(Dataset rows for apps and sites)
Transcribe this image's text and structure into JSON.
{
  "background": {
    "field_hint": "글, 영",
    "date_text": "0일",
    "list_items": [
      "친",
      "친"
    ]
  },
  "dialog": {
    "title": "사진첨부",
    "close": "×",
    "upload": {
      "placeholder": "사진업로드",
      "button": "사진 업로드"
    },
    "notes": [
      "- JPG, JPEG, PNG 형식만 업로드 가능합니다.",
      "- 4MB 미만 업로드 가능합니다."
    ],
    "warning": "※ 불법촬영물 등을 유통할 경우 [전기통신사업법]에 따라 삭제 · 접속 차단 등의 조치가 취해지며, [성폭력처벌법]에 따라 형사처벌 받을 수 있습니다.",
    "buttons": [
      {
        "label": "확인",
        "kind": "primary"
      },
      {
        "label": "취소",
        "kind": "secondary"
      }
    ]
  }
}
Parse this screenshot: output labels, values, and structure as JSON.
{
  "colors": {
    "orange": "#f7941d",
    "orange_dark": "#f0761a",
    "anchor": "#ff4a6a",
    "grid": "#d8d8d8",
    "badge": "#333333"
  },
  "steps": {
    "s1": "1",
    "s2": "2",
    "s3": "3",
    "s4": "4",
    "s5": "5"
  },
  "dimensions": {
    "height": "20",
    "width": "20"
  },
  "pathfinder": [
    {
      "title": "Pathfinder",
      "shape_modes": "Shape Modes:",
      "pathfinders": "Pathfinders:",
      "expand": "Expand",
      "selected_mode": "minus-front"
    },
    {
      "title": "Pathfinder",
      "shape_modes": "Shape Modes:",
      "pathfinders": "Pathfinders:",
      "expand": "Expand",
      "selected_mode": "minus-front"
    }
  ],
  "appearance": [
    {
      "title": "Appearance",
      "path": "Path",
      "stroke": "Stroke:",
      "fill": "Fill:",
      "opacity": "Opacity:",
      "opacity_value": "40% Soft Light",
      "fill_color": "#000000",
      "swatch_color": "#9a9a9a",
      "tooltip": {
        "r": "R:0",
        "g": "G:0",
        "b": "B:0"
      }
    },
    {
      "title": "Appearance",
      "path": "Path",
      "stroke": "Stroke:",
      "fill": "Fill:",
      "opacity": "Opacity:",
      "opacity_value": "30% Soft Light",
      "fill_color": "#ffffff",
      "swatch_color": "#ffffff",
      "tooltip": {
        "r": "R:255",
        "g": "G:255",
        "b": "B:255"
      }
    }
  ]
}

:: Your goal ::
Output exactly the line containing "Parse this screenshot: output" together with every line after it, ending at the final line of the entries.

:: Finished exercise ::
Parse this screenshot: output labels, values, and structure as JSON.
{
  "colors": {
    "orange": "#f7941d",
    "orange_dark": "#f0761a",
    "anchor": "#ff4a6a",
    "grid": "#d8d8d8",
    "badge": "#333333"
  },
  "steps": {
    "s1": "1",
    "s2": "2",
    "s3": "3",
    "s4": "4",
    "s5": "5"
  },
  "dimensions": {
    "height": "20",
    "width": "20"
  },
  "pathfinder": [
    {
      "title": "Pathfinder",
      "shape_modes": "Shape Modes:",
      "pathfinders": "Pathfinders:",
      "expand": "Expand",
      "selected_mode": "minus-front"
    },
    {
      "title": "Pathfinder",
      "shape_modes": "Shape Modes:",
      "pathfinders": "Pathfinders:",
      "expand": "Expand",
      "selected_mode": "minus-front"
    }
  ],
  "appearance": [
    {
      "title": "Appearance",
      "path": "Path",
      "stroke": "Stroke:",
      "fill": "Fill:",
      "opacity": "Opacity:",
      "opacity_value": "40% Soft Light",
      "fill_color": "#000000",
      "swatch_color": "#9a9a9a",
      "tooltip": {
        "r": "R:0",
        "g": "G:0",
        "b": "B:0"
      }
    },
    {
      "title": "Appearance",
      "path": "Path",
      "stroke": "Stroke:",
      "fill": "Fill:",
      "opacity": "Opacity:",
      "opacity_value": "30% Soft Light",
      "fill_color": "#ffffff",
      "swatch_color": "#ffffff",
      "tooltip": {
        "r": "R:255",
        "g": "G:255",
        "b": "B:255"
      }
    }
  ]
}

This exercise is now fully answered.